* _Task instructions_
From the data below, restate every line word for word.

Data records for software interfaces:
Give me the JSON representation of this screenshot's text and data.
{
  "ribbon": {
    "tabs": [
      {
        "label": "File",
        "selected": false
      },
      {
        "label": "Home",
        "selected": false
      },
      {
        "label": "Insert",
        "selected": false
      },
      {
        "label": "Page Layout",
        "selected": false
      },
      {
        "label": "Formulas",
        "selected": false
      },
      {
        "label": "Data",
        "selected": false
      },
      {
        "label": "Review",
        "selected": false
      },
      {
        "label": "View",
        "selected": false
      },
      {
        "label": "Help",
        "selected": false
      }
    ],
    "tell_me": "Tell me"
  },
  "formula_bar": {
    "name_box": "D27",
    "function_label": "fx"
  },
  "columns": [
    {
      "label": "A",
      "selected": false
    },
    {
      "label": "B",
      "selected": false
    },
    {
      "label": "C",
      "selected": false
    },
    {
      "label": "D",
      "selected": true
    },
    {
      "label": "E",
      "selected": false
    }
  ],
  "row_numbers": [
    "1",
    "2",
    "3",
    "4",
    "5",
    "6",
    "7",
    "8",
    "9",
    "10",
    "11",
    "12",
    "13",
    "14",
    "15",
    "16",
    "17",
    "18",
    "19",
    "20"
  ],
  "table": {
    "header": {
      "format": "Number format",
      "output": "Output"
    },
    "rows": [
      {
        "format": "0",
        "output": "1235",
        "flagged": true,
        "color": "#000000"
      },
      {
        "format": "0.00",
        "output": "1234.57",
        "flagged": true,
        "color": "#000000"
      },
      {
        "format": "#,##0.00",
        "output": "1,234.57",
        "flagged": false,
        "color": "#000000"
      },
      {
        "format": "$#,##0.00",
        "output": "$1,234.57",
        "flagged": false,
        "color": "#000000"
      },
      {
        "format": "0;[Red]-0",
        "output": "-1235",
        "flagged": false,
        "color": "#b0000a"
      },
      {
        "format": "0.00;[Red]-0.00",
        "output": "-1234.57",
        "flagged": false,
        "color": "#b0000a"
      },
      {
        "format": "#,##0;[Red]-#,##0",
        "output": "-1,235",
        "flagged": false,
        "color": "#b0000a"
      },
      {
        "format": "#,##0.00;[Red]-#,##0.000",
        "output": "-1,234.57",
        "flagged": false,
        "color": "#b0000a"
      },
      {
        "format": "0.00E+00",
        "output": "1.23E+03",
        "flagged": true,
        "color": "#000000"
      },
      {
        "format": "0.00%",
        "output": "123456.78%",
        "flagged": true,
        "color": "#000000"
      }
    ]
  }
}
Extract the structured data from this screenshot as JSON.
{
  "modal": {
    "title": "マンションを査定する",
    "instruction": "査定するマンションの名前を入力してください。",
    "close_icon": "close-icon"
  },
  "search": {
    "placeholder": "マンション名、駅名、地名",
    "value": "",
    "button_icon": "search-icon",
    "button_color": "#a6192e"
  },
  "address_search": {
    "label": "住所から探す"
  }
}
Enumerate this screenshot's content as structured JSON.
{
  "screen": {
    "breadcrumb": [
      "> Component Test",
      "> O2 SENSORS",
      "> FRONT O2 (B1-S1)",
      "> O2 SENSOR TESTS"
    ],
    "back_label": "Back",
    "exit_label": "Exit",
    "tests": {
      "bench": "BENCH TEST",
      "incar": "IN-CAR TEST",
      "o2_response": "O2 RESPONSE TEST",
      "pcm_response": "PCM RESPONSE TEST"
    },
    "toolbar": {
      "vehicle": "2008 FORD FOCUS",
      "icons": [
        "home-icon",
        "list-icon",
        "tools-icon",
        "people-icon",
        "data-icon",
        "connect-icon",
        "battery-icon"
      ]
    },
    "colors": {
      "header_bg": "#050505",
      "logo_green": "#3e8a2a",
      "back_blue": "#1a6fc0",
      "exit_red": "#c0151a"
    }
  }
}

* _Task response_
Give me the JSON representation of this screenshot's text and data.
{
  "ribbon": {
    "tabs": [
      {
        "label": "File",
        "selected": false
      },
      {
        "label": "Home",
        "selected": false
      },
      {
        "label": "Insert",
        "selected": false
      },
      {
        "label": "Page Layout",
        "selected": false
      },
      {
        "label": "Formulas",
        "selected": false
      },
      {
        "label": "Data",
        "selected": false
      },
      {
        "label": "Review",
        "selected": false
      },
      {
        "label": "View",
        "selected": false
      },
      {
        "label": "Help",
        "selected": false
      }
    ],
    "tell_me": "Tell me"
  },
  "formula_bar": {
    "name_box": "D27",
    "function_label": "fx"
  },
  "columns": [
    {
      "label": "A",
      "selected": false
    },
    {
      "label": "B",
      "selected": false
    },
    {
      "label": "C",
      "selected": false
    },
    {
      "label": "D",
      "selected": true
    },
    {
      "label": "E",
      "selected": false
    }
  ],
  "row_numbers": [
    "1",
    "2",
    "3",
    "4",
    "5",
    "6",
    "7",
    "8",
    "9",
    "10",
    "11",
    "12",
    "13",
    "14",
    "15",
    "16",
    "17",
    "18",
    "19",
    "20"
  ],
  "table": {
    "header": {
      "format": "Number format",
      "output": "Output"
    },
    "rows": [
      {
        "format": "0",
        "output": "1235",
        "flagged": true,
        "color": "#000000"
      },
      {
        "format": "0.00",
        "output": "1234.57",
        "flagged": true,
        "color": "#000000"
      },
      {
        "format": "#,##0.00",
        "output": "1,234.57",
        "flagged": false,
        "color": "#000000"
      },
      {
        "format": "$#,##0.00",
        "output": "$1,234.57",
        "flagged": false,
        "color": "#000000"
      },
      {
        "format": "0;[Red]-0",
        "output": "-1235",
        "flagged": false,
        "color": "#b0000a"
      },
      {
        "format": "0.00;[Red]-0.00",
        "output": "-1234.57",
        "flagged": false,
        "color": "#b0000a"
      },
      {
        "format": "#,##0;[Red]-#,##0",
        "output": "-1,235",
        "flagged": false,
        "color": "#b0000a"
      },
      {
        "format": "#,##0.00;[Red]-#,##0.000",
        "output": "-1,234.57",
        "flagged": false,
        "color": "#b0000a"
      },
      {
        "format": "0.00E+00",
        "output": "1.23E+03",
        "flagged": true,
        "color": "#000000"
      },
      {
        "format": "0.00%",
        "output": "123456.78%",
        "flagged": true,
        "color": "#000000"
      }
    ]
  }
}
Extract the structured data from this screenshot as JSON.
{
  "modal": {
    "title": "マンションを査定する",
    "instruction": "査定するマンションの名前を入力してください。",
    "close_icon": "close-icon"
  },
  "search": {
    "placeholder": "マンション名、駅名、地名",
    "value": "",
    "button_icon": "search-icon",
    "button_color": "#a6192e"
  },
  "address_search": {
    "label": "住所から探す"
  }
}
Enumerate this screenshot's content as structured JSON.
{
  "screen": {
    "breadcrumb": [
      "> Component Test",
      "> O2 SENSORS",
      "> FRONT O2 (B1-S1)",
      "> O2 SENSOR TESTS"
    ],
    "back_label": "Back",
    "exit_label": "Exit",
    "tests": {
      "bench": "BENCH TEST",
      "incar": "IN-CAR TEST",
      "o2_response": "O2 RESPONSE TEST",
      "pcm_response": "PCM RESPONSE TEST"
    },
    "toolbar": {
      "vehicle": "2008 FORD FOCUS",
      "icons": [
        "home-icon",
        "list-icon",
        "tools-icon",
        "people-icon",
        "data-icon",
        "connect-icon",
        "battery-icon"
      ]
    },
    "colors": {
      "header_bg": "#050505",
      "logo_green": "#3e8a2a",
      "back_blue": "#1a6fc0",
      "exit_red": "#c0151a"
    }
  }
}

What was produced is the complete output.